◆ Requirement
Each line that includes "Società" must be copied from the records.

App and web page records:
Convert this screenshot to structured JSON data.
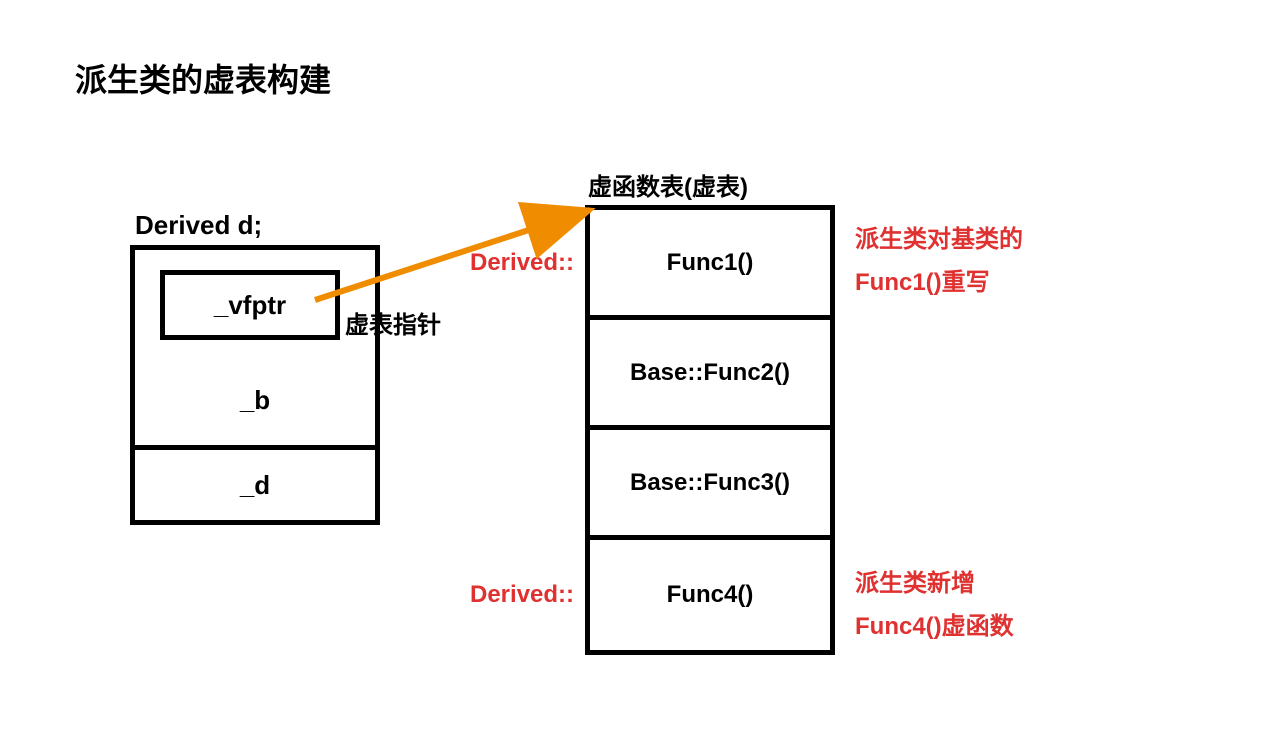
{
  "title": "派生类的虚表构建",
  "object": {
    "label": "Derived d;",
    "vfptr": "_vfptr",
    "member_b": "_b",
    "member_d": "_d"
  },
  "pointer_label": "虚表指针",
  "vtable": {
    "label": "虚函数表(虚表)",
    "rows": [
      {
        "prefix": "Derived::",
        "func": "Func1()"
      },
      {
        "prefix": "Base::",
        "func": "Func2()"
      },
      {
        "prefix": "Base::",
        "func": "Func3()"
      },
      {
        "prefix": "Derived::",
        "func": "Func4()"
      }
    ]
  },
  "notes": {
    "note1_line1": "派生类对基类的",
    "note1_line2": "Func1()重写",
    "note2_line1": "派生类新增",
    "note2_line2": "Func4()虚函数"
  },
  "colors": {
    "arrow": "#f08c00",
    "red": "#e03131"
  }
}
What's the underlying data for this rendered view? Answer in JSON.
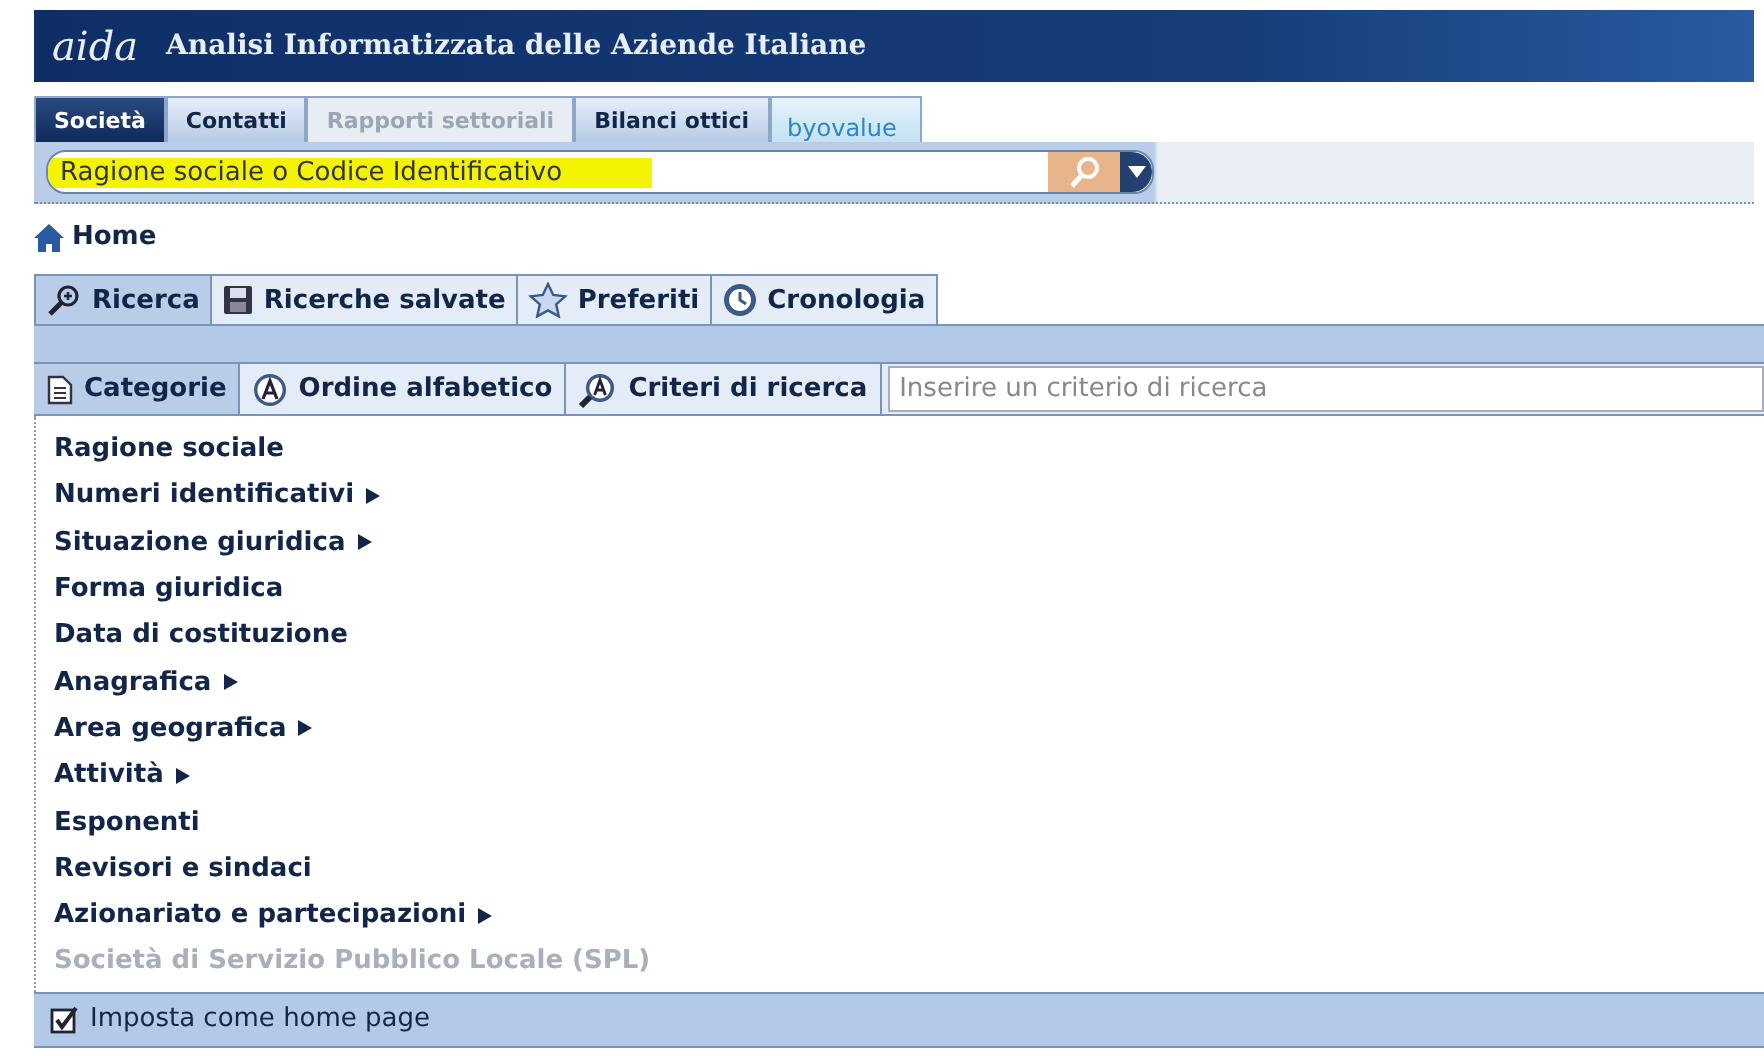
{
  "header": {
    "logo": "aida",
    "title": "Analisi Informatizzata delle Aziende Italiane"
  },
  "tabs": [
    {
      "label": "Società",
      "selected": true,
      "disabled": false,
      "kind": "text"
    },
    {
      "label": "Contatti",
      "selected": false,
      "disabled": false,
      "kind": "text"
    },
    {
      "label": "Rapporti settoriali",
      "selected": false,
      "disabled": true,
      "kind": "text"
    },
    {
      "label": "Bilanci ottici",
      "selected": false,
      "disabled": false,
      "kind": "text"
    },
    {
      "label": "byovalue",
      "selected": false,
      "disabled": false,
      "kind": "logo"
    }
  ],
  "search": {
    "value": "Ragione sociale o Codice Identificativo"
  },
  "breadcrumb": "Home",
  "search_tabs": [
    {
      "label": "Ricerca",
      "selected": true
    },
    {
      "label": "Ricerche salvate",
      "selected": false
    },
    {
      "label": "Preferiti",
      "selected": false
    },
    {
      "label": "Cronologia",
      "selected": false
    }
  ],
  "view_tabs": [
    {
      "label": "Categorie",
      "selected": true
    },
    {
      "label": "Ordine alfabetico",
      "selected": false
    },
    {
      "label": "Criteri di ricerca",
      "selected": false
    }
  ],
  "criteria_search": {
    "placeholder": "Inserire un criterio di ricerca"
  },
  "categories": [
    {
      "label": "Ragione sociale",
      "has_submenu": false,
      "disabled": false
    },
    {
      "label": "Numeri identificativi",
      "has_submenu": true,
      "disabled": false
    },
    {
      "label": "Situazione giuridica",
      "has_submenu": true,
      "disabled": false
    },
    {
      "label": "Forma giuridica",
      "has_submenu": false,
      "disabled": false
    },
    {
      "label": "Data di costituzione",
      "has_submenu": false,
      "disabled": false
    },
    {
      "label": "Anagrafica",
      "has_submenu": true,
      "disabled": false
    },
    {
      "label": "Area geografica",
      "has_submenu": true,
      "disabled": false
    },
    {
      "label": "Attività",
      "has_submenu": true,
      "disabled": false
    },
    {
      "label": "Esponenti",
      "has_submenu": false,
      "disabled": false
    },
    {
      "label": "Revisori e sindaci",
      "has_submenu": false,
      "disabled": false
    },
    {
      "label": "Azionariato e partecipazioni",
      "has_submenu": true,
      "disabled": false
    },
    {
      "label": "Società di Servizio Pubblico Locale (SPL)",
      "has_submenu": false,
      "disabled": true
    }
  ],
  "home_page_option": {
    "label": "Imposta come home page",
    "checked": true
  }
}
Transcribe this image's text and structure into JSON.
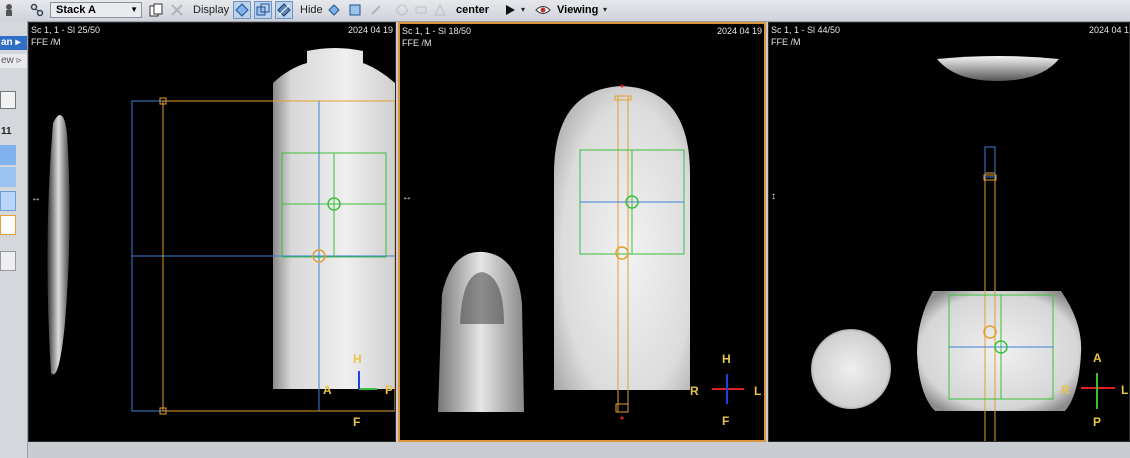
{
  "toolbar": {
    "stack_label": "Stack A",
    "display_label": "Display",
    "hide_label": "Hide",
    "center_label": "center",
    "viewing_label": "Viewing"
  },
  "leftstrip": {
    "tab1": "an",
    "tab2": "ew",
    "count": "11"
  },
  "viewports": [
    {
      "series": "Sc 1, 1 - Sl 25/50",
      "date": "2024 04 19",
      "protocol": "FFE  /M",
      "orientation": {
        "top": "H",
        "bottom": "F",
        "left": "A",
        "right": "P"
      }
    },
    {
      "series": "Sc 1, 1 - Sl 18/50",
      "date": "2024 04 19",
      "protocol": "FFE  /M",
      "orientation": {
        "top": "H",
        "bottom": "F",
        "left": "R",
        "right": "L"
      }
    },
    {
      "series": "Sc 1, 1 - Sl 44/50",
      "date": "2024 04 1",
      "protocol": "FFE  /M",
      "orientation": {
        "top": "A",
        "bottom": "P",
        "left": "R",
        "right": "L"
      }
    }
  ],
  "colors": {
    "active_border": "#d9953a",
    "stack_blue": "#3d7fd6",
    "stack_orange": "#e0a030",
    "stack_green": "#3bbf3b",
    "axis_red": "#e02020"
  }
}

◆ Written solution
      "label": "Società",
      "label": "Società di Servizio Pubblico Locale (SPL)",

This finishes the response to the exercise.